WHAT NEEDS TO BE DONE
Repeat everything in the data exactly except images.

-=-=-

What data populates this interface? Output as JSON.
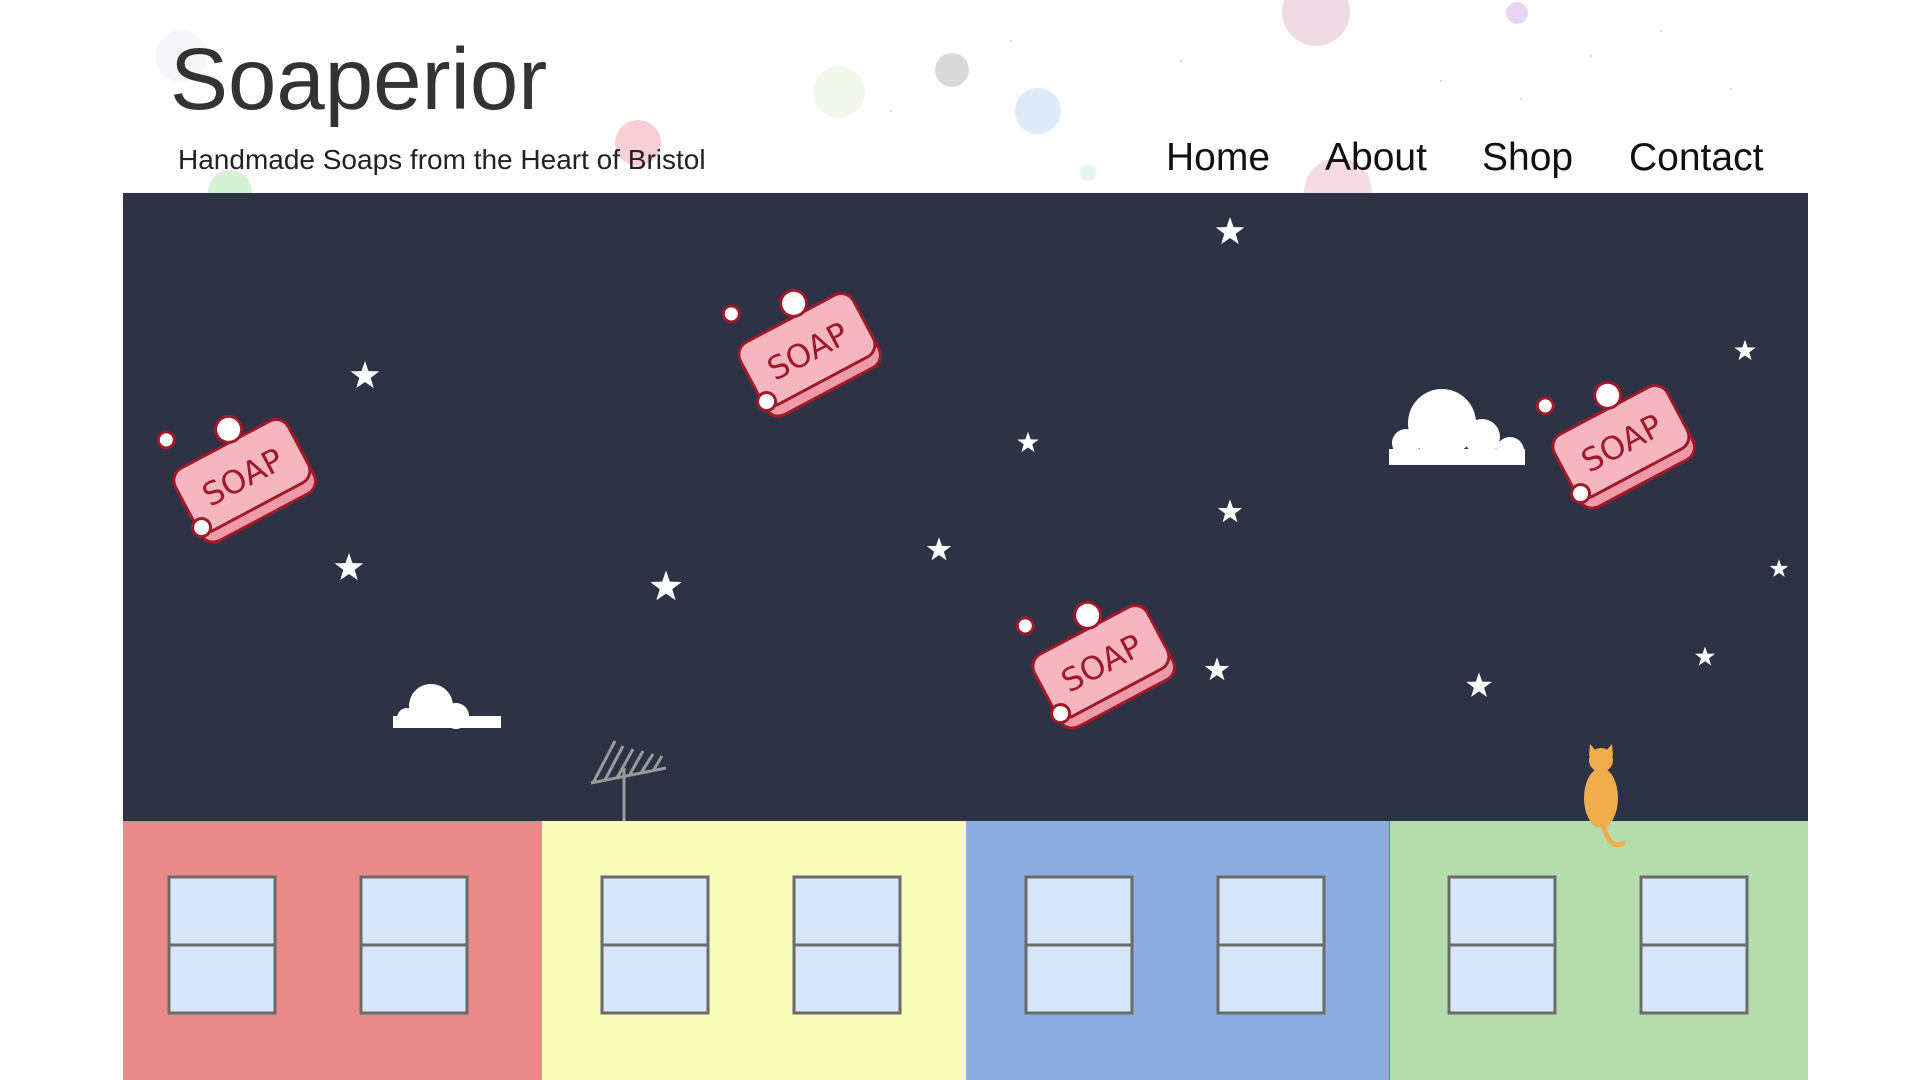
{
  "site": {
    "title": "Soaperior",
    "tagline": "Handmade Soaps from the Heart of Bristol"
  },
  "nav": {
    "items": [
      {
        "label": "Home"
      },
      {
        "label": "About"
      },
      {
        "label": "Shop"
      },
      {
        "label": "Contact"
      }
    ]
  },
  "hero": {
    "soap_label": "SOAP",
    "colors": {
      "sky": "#2d3245",
      "soap": "#f6b6c0",
      "soap_outline": "#9e1a2a",
      "star": "#ffffff",
      "cloud": "#ffffff",
      "cat": "#f0ad4e",
      "house_red": "#e8898a",
      "house_yellow": "#f8fdb7",
      "house_blue": "#8aaedf",
      "house_green": "#b4dcac",
      "window_glass": "#d7e6f6",
      "window_frame": "#6b6b6b"
    }
  }
}
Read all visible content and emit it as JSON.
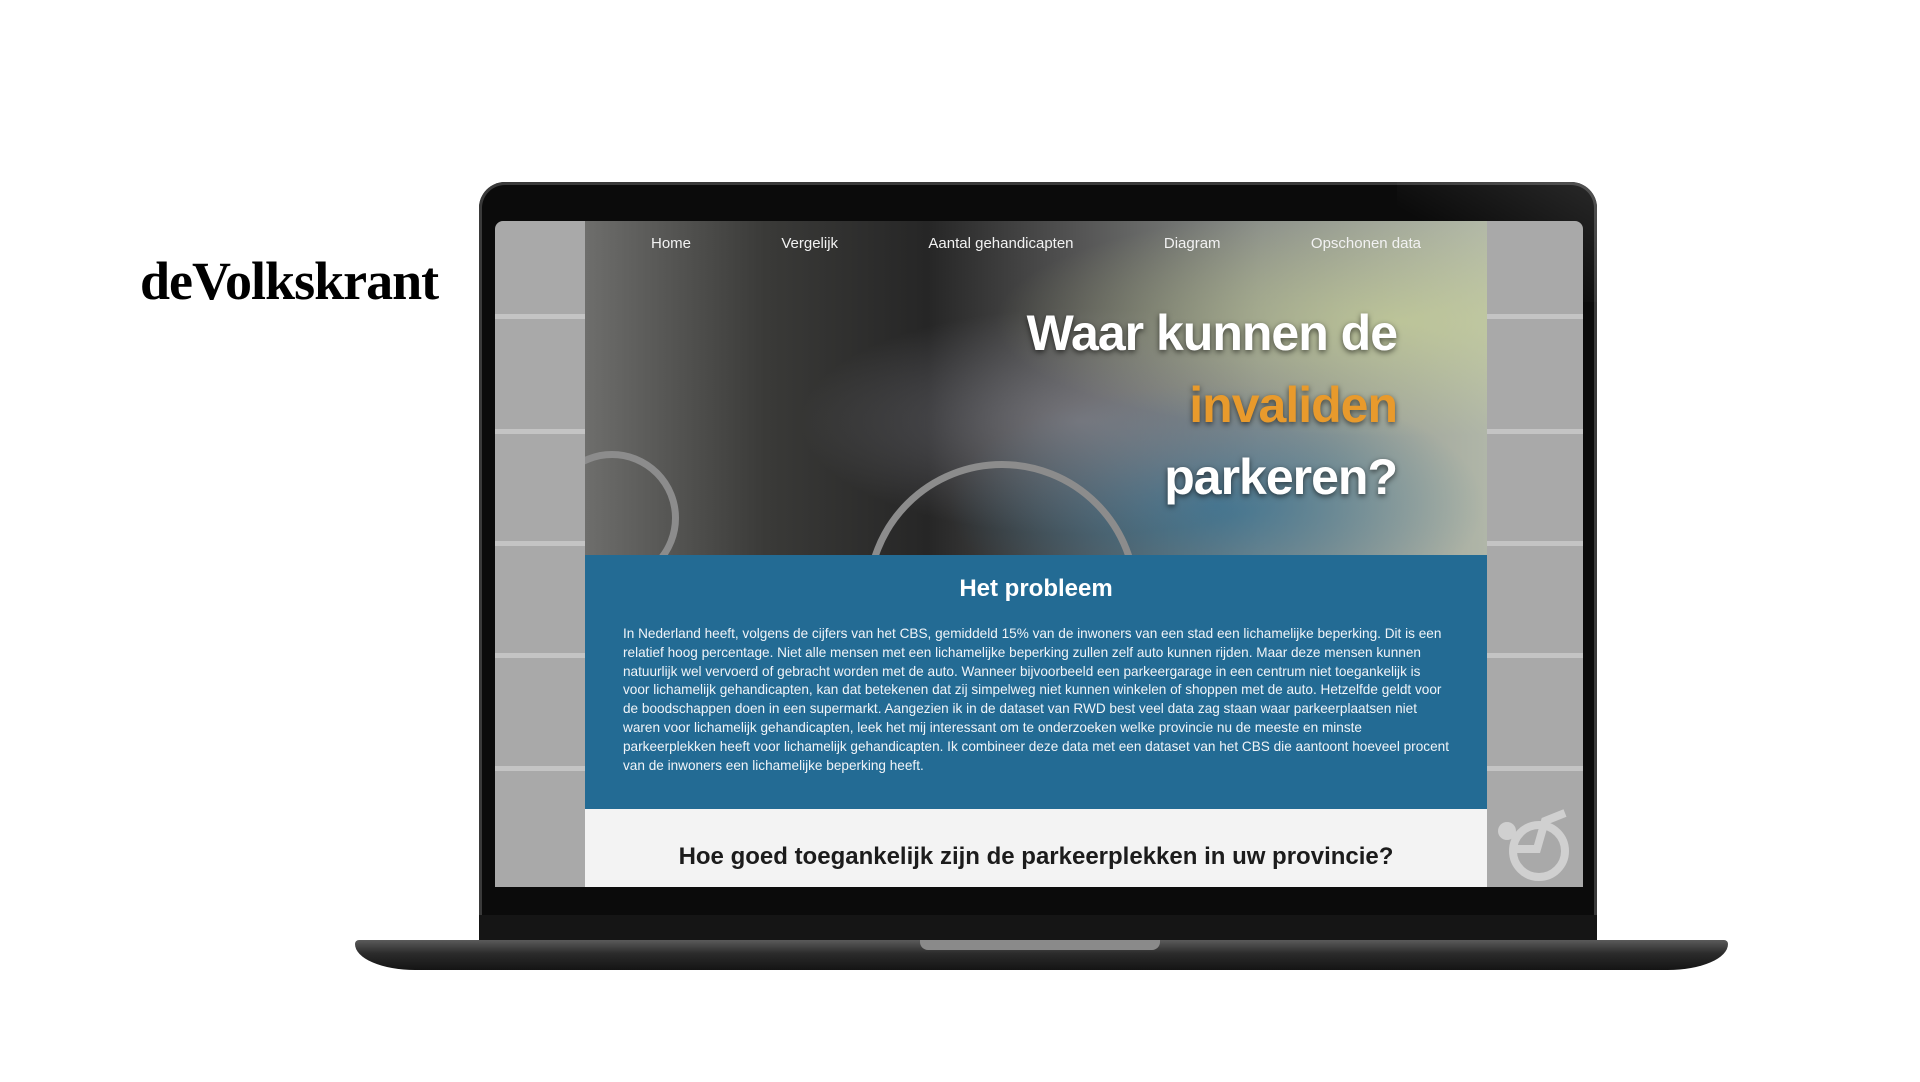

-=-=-

REPLY TO THE TASK
What data populates this interface? Output as JSON.
{
  "site": {
    "title": "Soaperior",
    "tagline": "Handmade Soaps from the Heart of Bristol"
  },
  "nav": {
    "items": [
      {
        "label": "Home"
      },
      {
        "label": "About"
      },
      {
        "label": "Shop"
      },
      {
        "label": "Contact"
      }
    ]
  },
  "hero": {
    "soap_label": "SOAP",
    "colors": {
      "sky": "#2d3245",
      "soap": "#f6b6c0",
      "soap_outline": "#9e1a2a",
      "star": "#ffffff",
      "cloud": "#ffffff",
      "cat": "#f0ad4e",
      "house_red": "#e8898a",
      "house_yellow": "#f8fdb7",
      "house_blue": "#8aaedf",
      "house_green": "#b4dcac",
      "window_glass": "#d7e6f6",
      "window_frame": "#6b6b6b"
    }
  }
}
Read all visible content and emit it as JSON.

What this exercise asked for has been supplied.